The MBA’s internal specification isn’t that very impressive considering they used an old Intel chip (a 1.4GHz Core 2 Duo SU 9400) instead of the faster and newer Coe i3 series. However, they’ve paired it with an NVidia GeForce 320M which is a decent graphics chip. That might seem like to good strike of balance between the CPU and GPU although I personally would have preferred a Core i3 380UM 1.4GHz with its built-in Intel HD Graphics. The latter combination might have helped extend the battery life a little longer too.
Storage is also another problem. The base configuration only comes with 64GB of SSD. That’s pretty small when netbooks these days come with 250Gb or 320GB storage. Upgrading to 128GB SSD is very expensive (~Php10,000) so the only work-around is to bring an external/portable USB HDD. The absence of a SD card reader is worth noting especially if you also own and use a camera a lot.
I have not clocked the boot time of other Mac laptops before but with this one, I’m pretty impressed with the 15 seconds of cold boot. Sleep mode to wake-up is like almost instant too (1 or 2 seconds tops). I haven’t encountered this kind of performance in any laptop before. I think it has got to do with the embedded SSD in the board. I’m really curious how it would perform in a Windows environment too (mostly the scores on Windows Experience Index). I’ll reserve that on another post and share my findings.

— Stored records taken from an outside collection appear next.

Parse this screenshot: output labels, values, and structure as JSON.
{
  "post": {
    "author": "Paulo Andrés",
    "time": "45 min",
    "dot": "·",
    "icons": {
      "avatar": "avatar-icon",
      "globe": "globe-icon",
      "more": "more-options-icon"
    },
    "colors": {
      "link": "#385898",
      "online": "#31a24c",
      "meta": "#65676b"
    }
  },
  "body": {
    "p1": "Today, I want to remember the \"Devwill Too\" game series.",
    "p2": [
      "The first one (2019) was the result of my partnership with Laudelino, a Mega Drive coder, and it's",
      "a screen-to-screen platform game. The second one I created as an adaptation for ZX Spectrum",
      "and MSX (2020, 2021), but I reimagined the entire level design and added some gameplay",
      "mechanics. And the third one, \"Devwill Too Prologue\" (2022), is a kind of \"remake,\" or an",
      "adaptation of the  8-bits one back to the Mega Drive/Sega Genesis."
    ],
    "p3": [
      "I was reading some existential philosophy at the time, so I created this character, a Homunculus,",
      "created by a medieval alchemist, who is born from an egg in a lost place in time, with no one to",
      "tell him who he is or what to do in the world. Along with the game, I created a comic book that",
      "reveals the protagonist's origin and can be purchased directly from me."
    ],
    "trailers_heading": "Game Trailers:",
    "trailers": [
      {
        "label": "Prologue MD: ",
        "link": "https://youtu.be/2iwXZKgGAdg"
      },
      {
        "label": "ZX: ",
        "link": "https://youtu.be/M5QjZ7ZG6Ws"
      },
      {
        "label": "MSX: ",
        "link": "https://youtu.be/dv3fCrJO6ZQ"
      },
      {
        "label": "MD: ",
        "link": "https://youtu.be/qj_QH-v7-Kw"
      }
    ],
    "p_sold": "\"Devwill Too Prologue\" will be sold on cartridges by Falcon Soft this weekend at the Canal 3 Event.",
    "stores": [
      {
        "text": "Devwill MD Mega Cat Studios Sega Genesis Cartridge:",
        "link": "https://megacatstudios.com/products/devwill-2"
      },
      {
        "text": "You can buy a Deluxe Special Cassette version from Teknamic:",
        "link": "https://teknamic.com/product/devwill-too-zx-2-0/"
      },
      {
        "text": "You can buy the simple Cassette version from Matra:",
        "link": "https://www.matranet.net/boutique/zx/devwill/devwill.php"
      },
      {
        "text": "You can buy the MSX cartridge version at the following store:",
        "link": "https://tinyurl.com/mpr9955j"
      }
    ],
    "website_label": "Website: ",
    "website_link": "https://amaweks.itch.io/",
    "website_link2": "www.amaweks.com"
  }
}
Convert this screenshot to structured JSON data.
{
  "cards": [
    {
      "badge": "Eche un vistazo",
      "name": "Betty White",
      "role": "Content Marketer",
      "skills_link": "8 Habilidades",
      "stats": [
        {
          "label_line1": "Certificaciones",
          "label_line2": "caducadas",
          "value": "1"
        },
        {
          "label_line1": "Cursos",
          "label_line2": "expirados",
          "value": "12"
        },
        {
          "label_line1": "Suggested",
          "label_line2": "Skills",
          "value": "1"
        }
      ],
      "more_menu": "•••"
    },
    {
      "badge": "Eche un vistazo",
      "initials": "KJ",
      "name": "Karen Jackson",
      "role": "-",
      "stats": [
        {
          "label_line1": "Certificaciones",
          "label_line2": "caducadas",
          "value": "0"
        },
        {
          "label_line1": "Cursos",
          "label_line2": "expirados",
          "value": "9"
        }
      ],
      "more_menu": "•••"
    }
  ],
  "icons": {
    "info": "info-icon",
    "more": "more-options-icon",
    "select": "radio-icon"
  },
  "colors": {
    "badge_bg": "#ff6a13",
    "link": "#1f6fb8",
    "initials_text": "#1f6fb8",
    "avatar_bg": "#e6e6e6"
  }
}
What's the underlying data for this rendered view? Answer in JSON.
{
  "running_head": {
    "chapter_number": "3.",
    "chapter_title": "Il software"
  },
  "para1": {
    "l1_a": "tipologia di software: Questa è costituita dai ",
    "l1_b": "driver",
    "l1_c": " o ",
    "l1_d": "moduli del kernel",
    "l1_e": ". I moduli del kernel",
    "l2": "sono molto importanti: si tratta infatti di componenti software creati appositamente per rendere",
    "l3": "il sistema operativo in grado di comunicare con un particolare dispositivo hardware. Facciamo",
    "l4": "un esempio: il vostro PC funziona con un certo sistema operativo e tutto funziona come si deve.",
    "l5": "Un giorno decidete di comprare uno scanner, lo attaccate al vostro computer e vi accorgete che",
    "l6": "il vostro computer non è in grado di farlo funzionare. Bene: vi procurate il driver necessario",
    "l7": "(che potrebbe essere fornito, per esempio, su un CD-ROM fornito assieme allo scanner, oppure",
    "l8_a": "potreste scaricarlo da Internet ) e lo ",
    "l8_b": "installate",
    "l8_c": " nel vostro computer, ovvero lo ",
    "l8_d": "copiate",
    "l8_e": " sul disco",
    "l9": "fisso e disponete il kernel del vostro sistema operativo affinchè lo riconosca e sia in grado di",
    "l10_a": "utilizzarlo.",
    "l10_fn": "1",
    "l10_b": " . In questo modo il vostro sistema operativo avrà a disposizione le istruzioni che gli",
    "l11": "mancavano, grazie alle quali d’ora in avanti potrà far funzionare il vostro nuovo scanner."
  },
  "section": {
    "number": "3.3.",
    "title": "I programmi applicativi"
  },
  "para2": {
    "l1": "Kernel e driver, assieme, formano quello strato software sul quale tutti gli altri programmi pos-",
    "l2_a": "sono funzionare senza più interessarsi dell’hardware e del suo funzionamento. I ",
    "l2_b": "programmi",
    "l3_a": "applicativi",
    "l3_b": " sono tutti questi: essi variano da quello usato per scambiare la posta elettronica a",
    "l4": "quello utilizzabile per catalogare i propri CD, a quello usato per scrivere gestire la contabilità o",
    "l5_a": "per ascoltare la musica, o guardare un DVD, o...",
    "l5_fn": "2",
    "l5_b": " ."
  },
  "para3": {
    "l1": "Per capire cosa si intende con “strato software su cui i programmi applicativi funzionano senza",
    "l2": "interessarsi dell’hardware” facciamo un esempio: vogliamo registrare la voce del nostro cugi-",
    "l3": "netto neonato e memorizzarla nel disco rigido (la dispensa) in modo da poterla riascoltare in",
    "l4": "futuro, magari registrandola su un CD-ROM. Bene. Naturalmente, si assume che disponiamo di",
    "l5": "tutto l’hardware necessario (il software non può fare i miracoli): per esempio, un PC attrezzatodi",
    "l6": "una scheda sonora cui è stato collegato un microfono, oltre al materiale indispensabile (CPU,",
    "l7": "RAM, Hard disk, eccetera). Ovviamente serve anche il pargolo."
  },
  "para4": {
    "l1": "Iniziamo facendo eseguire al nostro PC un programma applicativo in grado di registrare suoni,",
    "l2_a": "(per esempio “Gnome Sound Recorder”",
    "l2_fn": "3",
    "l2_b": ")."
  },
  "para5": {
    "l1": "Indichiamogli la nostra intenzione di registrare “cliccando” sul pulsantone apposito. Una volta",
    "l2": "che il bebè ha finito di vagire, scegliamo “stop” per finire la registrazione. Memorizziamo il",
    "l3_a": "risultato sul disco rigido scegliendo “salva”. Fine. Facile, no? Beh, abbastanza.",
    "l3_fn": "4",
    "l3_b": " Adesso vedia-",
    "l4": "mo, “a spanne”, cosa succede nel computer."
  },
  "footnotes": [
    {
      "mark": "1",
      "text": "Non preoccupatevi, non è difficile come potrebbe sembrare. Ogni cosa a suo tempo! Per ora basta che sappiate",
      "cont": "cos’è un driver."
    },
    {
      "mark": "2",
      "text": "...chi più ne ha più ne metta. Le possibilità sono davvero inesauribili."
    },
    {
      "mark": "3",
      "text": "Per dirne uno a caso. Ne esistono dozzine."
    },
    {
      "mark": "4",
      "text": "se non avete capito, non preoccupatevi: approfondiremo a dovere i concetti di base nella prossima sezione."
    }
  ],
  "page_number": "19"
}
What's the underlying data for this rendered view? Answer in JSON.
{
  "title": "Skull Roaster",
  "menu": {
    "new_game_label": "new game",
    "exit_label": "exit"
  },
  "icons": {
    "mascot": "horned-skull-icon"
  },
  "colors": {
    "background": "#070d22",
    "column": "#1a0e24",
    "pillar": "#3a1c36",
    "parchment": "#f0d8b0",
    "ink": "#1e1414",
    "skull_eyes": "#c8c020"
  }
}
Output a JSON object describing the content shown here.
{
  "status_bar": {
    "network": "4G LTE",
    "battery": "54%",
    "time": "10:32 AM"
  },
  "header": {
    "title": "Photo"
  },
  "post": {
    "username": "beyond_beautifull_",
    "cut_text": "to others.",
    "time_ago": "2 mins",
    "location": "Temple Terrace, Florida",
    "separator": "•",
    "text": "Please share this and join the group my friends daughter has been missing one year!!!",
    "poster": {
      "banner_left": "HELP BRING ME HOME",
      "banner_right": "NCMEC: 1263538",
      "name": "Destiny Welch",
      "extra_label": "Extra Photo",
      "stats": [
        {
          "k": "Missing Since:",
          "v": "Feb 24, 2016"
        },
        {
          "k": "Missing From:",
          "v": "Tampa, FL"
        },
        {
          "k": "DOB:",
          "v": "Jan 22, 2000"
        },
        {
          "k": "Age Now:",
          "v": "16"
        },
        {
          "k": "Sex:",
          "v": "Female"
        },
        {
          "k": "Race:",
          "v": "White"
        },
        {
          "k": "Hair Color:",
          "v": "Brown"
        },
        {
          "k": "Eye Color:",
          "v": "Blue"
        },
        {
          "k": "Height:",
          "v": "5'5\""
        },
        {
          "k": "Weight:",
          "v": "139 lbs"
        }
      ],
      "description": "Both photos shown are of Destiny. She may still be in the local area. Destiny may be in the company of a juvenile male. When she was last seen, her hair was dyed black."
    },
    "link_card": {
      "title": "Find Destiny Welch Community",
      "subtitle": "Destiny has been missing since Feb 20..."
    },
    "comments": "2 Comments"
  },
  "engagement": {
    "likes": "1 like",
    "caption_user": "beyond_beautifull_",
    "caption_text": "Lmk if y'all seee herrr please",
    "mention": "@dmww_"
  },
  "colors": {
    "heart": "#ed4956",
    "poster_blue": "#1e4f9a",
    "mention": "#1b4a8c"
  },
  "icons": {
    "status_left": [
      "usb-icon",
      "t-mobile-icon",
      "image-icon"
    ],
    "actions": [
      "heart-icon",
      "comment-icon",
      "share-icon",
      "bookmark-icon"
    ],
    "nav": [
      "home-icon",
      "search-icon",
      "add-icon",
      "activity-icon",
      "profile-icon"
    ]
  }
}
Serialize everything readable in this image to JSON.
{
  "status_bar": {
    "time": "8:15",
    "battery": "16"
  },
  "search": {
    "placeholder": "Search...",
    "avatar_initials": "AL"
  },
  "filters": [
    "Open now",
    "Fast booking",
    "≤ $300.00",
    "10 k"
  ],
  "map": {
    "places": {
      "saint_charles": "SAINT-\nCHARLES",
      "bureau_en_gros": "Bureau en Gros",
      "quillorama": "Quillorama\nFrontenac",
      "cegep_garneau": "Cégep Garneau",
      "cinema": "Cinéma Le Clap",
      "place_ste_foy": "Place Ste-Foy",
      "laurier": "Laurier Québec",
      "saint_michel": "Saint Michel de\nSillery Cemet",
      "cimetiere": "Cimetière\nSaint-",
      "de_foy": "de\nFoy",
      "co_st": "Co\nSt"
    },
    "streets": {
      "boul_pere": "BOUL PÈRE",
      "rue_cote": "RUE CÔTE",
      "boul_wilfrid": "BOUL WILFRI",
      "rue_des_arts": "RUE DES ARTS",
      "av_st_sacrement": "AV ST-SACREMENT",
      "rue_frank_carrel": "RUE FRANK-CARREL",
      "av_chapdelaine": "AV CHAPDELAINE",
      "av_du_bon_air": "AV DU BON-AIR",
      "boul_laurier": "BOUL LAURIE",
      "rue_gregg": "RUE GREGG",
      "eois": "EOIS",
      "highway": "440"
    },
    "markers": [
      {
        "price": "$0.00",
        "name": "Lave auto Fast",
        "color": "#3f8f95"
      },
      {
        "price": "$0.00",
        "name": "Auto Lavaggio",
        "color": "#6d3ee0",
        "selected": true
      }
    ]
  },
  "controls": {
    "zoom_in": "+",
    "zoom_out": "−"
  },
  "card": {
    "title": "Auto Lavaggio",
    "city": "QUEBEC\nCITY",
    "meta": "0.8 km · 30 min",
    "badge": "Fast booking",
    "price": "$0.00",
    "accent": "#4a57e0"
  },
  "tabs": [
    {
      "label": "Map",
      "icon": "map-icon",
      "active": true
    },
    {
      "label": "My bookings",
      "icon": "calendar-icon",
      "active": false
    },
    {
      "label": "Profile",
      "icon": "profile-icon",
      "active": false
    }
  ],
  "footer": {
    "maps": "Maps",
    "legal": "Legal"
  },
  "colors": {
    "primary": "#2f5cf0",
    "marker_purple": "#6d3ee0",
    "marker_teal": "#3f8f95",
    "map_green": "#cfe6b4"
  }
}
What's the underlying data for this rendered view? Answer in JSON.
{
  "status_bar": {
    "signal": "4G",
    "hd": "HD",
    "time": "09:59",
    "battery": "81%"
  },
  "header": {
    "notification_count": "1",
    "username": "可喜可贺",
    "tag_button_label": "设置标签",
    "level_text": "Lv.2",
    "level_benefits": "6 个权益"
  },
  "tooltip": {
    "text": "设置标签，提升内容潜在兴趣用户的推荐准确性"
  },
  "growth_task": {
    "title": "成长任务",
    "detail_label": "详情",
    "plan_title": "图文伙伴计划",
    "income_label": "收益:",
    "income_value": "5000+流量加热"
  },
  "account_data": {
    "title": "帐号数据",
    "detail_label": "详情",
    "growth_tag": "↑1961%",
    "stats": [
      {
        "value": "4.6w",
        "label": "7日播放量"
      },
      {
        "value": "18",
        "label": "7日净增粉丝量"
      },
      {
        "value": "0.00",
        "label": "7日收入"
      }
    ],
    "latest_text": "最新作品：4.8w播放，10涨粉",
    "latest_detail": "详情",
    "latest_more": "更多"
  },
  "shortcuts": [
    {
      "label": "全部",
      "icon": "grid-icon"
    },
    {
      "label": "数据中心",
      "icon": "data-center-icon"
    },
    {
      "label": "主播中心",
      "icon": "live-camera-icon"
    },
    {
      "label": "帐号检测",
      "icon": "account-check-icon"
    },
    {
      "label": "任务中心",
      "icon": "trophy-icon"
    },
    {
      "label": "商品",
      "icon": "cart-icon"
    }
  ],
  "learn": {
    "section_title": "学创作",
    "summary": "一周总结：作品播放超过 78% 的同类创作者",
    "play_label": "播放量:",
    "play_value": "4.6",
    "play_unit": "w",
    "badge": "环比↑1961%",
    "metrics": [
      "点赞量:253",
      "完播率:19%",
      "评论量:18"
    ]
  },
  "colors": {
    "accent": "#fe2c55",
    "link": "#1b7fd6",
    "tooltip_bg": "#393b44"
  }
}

With a retail price of Php51,999, the Macbook Air 11.6″ is still on the expensive end of the price spectrum but I’d argue that it’s not the system build that you’re paying for but rather more on the design and engineering. The closest comparison I can think of is the Atom-powered Vaio X at Php65k. In my opinion, the 11.6″ Macbook Air is well worth the investment.